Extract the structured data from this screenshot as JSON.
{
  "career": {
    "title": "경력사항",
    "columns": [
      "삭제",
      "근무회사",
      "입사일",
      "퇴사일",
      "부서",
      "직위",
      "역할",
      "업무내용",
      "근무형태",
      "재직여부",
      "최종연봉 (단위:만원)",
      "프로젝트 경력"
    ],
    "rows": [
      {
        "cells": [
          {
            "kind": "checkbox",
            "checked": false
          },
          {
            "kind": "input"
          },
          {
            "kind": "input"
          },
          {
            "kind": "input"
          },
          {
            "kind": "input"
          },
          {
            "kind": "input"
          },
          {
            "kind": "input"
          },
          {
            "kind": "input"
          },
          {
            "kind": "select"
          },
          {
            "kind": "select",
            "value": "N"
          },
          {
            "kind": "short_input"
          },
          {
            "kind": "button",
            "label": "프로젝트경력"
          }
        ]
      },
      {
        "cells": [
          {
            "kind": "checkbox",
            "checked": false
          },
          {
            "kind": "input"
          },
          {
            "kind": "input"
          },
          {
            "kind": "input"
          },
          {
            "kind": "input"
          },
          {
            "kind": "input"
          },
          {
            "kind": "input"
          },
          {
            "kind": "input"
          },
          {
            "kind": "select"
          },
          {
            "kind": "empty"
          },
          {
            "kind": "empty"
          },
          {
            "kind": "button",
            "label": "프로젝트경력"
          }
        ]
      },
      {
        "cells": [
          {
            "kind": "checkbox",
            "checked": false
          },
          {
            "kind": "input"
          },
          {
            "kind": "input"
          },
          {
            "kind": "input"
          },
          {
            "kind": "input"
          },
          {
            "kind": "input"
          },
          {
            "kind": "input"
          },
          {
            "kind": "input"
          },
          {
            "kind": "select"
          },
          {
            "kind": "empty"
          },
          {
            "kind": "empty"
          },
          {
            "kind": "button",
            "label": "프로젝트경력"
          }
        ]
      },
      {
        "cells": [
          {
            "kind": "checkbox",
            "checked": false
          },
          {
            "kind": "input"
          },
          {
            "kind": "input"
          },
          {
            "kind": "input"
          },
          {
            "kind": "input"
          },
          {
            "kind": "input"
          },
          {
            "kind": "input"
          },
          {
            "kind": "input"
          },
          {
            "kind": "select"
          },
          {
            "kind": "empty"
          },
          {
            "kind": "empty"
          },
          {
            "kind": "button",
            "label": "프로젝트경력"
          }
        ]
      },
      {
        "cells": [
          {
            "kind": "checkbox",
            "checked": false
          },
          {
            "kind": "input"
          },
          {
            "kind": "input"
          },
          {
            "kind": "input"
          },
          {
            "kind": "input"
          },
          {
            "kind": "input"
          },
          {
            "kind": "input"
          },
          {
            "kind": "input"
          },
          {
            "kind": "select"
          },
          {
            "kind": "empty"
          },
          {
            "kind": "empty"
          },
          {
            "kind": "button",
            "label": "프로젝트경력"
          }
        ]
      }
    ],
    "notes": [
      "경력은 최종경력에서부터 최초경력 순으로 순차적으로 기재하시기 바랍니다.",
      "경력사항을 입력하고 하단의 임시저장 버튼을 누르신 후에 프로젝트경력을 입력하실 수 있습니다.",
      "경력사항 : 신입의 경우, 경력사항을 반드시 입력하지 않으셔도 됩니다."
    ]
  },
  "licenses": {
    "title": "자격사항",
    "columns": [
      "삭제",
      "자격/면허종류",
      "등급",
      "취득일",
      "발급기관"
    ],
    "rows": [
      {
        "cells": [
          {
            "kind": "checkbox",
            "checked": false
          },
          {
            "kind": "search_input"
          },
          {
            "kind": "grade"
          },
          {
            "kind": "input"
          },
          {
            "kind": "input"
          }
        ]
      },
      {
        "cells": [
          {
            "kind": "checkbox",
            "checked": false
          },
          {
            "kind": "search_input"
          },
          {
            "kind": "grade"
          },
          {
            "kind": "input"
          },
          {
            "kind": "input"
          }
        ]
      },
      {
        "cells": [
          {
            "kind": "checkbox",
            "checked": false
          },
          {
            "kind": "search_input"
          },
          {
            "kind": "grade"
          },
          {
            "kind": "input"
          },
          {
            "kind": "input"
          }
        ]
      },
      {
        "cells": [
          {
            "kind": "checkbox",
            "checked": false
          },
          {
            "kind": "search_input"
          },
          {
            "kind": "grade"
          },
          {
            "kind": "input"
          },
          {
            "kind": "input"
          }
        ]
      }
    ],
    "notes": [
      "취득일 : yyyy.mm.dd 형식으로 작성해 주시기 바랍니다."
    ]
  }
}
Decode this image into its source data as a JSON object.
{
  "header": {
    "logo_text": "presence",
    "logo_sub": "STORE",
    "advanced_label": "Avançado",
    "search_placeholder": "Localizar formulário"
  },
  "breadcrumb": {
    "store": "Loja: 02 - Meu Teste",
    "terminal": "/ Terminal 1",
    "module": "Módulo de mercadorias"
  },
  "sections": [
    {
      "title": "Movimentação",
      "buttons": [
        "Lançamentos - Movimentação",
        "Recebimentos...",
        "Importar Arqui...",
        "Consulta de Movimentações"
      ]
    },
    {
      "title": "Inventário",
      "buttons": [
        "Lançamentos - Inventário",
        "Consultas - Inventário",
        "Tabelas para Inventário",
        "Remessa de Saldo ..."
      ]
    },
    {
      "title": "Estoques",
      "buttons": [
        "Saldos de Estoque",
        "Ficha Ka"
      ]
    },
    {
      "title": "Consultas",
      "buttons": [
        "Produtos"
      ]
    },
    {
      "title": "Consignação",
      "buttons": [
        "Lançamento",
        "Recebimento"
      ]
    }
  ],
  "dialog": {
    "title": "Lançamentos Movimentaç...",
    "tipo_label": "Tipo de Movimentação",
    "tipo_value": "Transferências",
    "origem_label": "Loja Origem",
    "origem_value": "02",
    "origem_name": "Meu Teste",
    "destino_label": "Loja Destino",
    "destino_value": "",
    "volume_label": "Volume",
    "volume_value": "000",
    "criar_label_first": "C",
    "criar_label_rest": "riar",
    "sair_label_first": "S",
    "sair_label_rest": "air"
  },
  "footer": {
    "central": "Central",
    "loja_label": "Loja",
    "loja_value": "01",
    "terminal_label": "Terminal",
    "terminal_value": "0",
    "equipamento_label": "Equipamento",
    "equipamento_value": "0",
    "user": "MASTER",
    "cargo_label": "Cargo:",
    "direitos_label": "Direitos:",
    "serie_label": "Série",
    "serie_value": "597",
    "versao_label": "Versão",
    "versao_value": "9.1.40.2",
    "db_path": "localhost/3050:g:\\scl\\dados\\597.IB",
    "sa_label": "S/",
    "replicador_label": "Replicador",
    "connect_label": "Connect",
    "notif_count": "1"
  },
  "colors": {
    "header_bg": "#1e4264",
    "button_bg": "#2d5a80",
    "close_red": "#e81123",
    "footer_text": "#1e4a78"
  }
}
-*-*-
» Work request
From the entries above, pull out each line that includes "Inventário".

» Exercise result
      "title": "Inventário",
        "Lançamentos - Inventário",
        "Consultas - Inventário",
        "Tabelas para Inventário",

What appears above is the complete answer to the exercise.